Culture

High Hopes For Tourism Sector In Tunisia Despite Terrorism Fears

North Africa

Despite fear of terrorist attacks, the tourism sector in Tunisia is on the rise. Historically, instances of terrorism in the country have always coincided with drops in income coming from tourism.

Strengthened security in Tunisia has contributed to the growth of Tunisia’s tourism sector in recent months, according to Tunisian observers and government officials. While the terrorist attacks that have rocked the country since 2011 have affected the country’s tourism industry, there are signs that the tourism sector is flourishing once again, with people flocking to the country from around the world.

“[Polish and Belgian citizens] were not allowed to travel to Tunisia, but after security began to stabilise, they significantly returned,” said Salim Mhaya, a hotel manager in Djerba.

According to statistics released by the Tunisian Government, the number of overnight stays in the country increased by 45% over the last quarter. Furthermore, the number of tourism hotel bookings have risen by 60% after their reduction significantly over the past few years.

This is interpreted by many people as a promising indicator that the stability that Tunisia is experiencing will encourage this industry to grow.

“If we continue at the same pace, all these indicators predict an excellent tourism year,” said Hisham al-Mahwashi, the Director of Tourism in the city of Djerba. “I believe that the political process is a picture that can be promoted abroad and can contribute to the development of Tunisia’s image abroad as a secure, democratic, and peaceful country.”

Historically, the tourism industry in Tunisia has contributed to 7% of the country’s GDP. Now, travel agencies, hotel managers, and craftsmen say that the government must encourage further development of this sector to bring in more money to the country.

“The price of the night spent in Tunisia is 59 Euros, which is a small number compared to Morocco where the price of spending the night is 283 Euros,” said Hamda Abd al-Mawla, the Director of the Tunisian Travel and Tourism Federation. “We need a strategy that will attract the tourist to increase his expenses.”

While the country still faces the issue of what to do with potential returning ISIS militants, the Tunisian Government announced a plan to deal with the issue.

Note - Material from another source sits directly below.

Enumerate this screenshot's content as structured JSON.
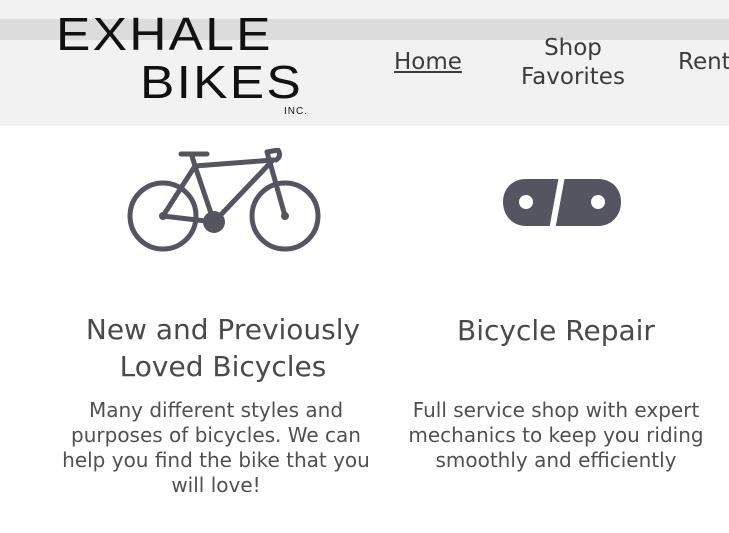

With the decrease of these attacks, and plans to rehabilitate returning fighters, many hope that Tunisia’s security will improve and that its tourism industry will begin to flourish.